Public Defender System

The Missouri Supreme Court ruled last week that a public defender in southeast Missouri had to get approval from a judge before rejecting new cases.

The head of Missouri’s Public Defender System, Michael Barrett, tells KSMU the most recent ruling creates a conflict for his team of attorneys because they are expected to take on an extraordinarily high number of cases—while still being held to the same ethical standards, and disciplanary action, as other lawyers.

Jennifer Moore / KSMU

The class action lawsuit filed by the ACLU and others against the state of Missouri over its public defender system has been moved from state to federal court, according to Missouri’s public court records database. 

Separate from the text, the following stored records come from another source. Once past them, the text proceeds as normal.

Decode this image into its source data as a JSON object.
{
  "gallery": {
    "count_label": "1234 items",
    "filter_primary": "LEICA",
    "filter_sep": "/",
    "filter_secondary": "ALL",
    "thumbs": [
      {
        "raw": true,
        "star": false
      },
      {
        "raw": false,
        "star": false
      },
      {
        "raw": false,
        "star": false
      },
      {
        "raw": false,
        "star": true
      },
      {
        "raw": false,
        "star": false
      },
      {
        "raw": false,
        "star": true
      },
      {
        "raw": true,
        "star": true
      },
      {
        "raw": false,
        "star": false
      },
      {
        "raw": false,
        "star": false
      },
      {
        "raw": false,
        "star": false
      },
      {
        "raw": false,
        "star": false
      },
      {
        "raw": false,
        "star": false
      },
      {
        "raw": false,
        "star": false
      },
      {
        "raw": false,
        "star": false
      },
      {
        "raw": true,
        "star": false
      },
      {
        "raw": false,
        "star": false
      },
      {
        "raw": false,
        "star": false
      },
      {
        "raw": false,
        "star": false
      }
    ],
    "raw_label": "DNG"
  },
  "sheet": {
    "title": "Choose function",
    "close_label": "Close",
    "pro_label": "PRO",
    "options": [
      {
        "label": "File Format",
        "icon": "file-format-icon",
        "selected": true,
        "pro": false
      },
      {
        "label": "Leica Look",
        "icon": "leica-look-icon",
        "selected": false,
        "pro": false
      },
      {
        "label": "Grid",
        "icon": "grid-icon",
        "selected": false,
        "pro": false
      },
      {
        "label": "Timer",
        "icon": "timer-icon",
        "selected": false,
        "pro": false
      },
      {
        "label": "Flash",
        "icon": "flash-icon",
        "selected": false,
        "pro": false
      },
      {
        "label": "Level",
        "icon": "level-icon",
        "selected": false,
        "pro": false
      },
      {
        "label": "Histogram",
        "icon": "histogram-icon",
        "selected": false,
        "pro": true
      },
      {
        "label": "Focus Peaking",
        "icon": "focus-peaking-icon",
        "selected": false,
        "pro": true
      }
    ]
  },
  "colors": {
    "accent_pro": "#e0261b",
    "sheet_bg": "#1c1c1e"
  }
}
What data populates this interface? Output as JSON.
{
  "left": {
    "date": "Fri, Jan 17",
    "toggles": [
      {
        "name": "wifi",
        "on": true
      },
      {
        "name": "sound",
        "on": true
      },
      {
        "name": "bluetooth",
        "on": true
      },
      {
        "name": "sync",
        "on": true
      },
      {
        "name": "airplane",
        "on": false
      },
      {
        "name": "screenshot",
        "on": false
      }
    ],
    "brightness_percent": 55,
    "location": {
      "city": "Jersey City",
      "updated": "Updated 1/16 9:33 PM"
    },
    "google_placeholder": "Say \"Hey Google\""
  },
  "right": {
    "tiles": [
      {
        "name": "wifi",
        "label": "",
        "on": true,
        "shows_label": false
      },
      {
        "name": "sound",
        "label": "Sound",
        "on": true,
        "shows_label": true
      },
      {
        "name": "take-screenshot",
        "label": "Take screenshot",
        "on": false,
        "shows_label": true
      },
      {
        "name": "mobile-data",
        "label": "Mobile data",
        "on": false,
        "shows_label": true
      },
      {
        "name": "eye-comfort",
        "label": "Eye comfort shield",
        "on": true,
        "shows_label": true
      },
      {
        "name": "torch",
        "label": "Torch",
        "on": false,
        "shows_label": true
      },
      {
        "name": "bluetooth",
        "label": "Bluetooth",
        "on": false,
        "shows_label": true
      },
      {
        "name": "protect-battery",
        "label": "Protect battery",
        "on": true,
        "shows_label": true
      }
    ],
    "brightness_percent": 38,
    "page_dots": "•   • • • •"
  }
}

Jacquie Shipma, General Counsel for the Missouri State Public Defender, told KSMU that either court would have been appropriate, since the lawsuit alleges violations of both state and federal law.

But all of the defendants have agreed to have the case moved to federal court, which is a requirement for the change.

The public defenders office in Missouri says it's been overloaded for years: too many cases, too few attorneys, too little funding.

Senator Dixon's office

A Republican state senator from Springfield is urging Gov. Nixon to release funds for Missouri’s public defender system. As KSMU’s Scott Harvey reports, Sen. Bob Dixon feels a failure to do so would undermine the legislature’s work to protect public safety.

The system provides representation for defendants who can’t afford lawyers.